The great forests of central and Eastern Europe once provided endless opportunities for hunting large quarry with dogs and up to the end of the 19th century this pursuit was conducted on a vast scale. In France there were over 350 packs of hounds. In 1890 the Czar of Russia organised a grand fourteen-day hunt in which his party killed 42 European bison, 36 elk and 138 wild boar. In many of these hunts, scenthounds, sighthounds, running mastiffs or par force hounds (the true gazehounds) and hunting mastiffs (often held on the leash until needed at the kill and called 'bandogges' by the Saxons) were used in the same hunt. ‘Hunting cunning’ this was not!
Who can say that we will never need such dogs to function once more, as domestic cattle succumb increasingly to epidemics, drought and changing crop requirements. Hunting big game for food may not please the morally vain, until their larders are empty, that is. Which meat would you prefer, that from sickly animals fed on steroids and hormones, or that of wild animals robust enough to survive without vets? Hunting mastiffs do not rip or tear flesh, but seize and hold, until the hunters arrive; in a way, an improvement on a chemical tranquilizer fired after a terrifying helicopter chase or prolonged Land Rover pursuit. Big game quarry is hunted by wild animals every day of their lives, they expect this to happen and are designed to survive it. We live in times when it is entirely acceptable to sit watching on TV large packs of small wild dogs eating their quarry alive, whilst roundly condemning regulated hunting. In that paradoxical world the hunting mastiffs still live – with their long and distinguished heritage behind them and a more than uncertain future ahead of them. This book is an attempt to promote greater understanding of where they came from and how they should be conserved. They thoroughly merit our understanding and our compassion.        

  "In Anglo-Saxon times every two villeins were required to maintain one of these dogs for the purpose of reducing the number of wolves and other wild animals. This would indicate that the Mastiff was recognised as a capable hunting dog..."
'The Complete Book of the Dog' by Robert Leighton (Cassell) 1922.

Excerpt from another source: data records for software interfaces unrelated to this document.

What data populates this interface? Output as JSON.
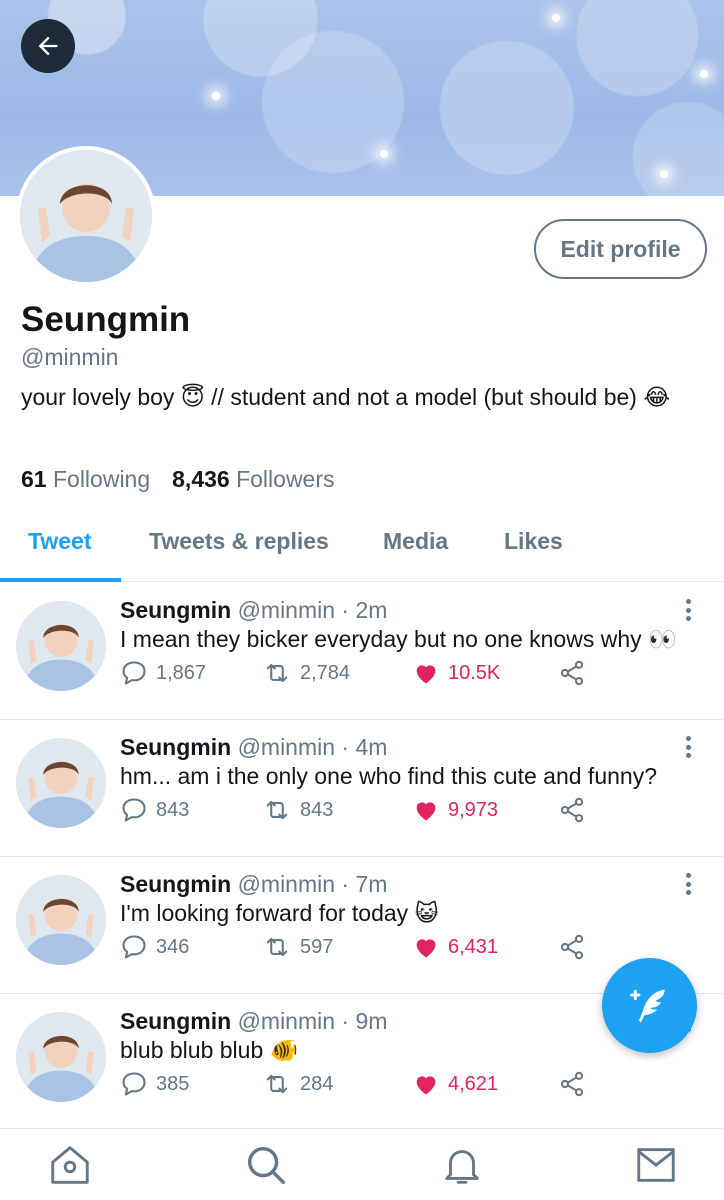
{
  "profile": {
    "name": "Seungmin",
    "handle": "@minmin",
    "bio": "your lovely boy 😇 // student and not a model (but should be) 😂",
    "following_count": "61",
    "following_label": "Following",
    "followers_count": "8,436",
    "followers_label": "Followers",
    "edit_label": "Edit profile"
  },
  "tabs": [
    {
      "label": "Tweet"
    },
    {
      "label": "Tweets & replies"
    },
    {
      "label": "Media"
    },
    {
      "label": "Likes"
    }
  ],
  "tweets": [
    {
      "name": "Seungmin",
      "meta": "@minmin · 2m",
      "text": "I mean they bicker everyday but no one knows why 👀",
      "replies": "1,867",
      "retweets": "2,784",
      "likes": "10.5K"
    },
    {
      "name": "Seungmin",
      "meta": "@minmin · 4m",
      "text": "hm... am i the only one who find this cute and funny?",
      "replies": "843",
      "retweets": "843",
      "likes": "9,973"
    },
    {
      "name": "Seungmin",
      "meta": "@minmin · 7m",
      "text": "I'm looking forward for today 😺",
      "replies": "346",
      "retweets": "597",
      "likes": "6,431"
    },
    {
      "name": "Seungmin",
      "meta": "@minmin · 9m",
      "text": "blub blub blub 🐠",
      "replies": "385",
      "retweets": "284",
      "likes": "4,621"
    }
  ],
  "colors": {
    "accent": "#1da1f2",
    "like": "#e0245e",
    "muted": "#657786",
    "text": "#14171a"
  },
  "icons": {
    "back": "arrow-left-icon",
    "reply": "comment-icon",
    "retweet": "retweet-icon",
    "like": "heart-icon",
    "share": "share-icon",
    "compose": "compose-feather-icon",
    "nav": [
      "home-icon",
      "search-icon",
      "bell-icon",
      "mail-icon"
    ]
  }
}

The author is grateful to the staff at Sotheby’s Picture Library, Christie’s Images Ltd., Bonhams, Getty Images, The Times Archive, Arthur Ackermann Ltd., David Messum Galleries, Richard Green & Co., Rountree Tryon Galleries, The Bridgeman Art Library, The Nature Picture Library, The National Art Library, The Wallace Collection, R Cox & Co., Lane Fine Art, The Kennel Club, The American Kennel Club, The National Trust, The Royal Collection – Photographic Services and private collectors, (especially the late Mevr AH (Ploon) de Raad of Zijderveld, Holland, who gave free use of her extensive photographic archive of sporting paintings), for their gracious and generous permissions to reproduce some of the illustrations used in this book.

A number of the illustrations in this book lack pictorial quality but are included because uniquely they either contribute historically to or best exemplify the meaning of the text. Old depictions do not always lend themselves to reproduction in today’s higher quality print and publishing format. Those that are included have significance beyond their graphic limitations and I ask for the reader’s understanding over this.
Where quotes are used, they are used verbatim, despite any vagaries in spelling, irregular use of capital letters or departures from contemporary grammar. For me, it is important that their exact form, as presented by the author originally, is displayed, as this can help to capture the mood of those times.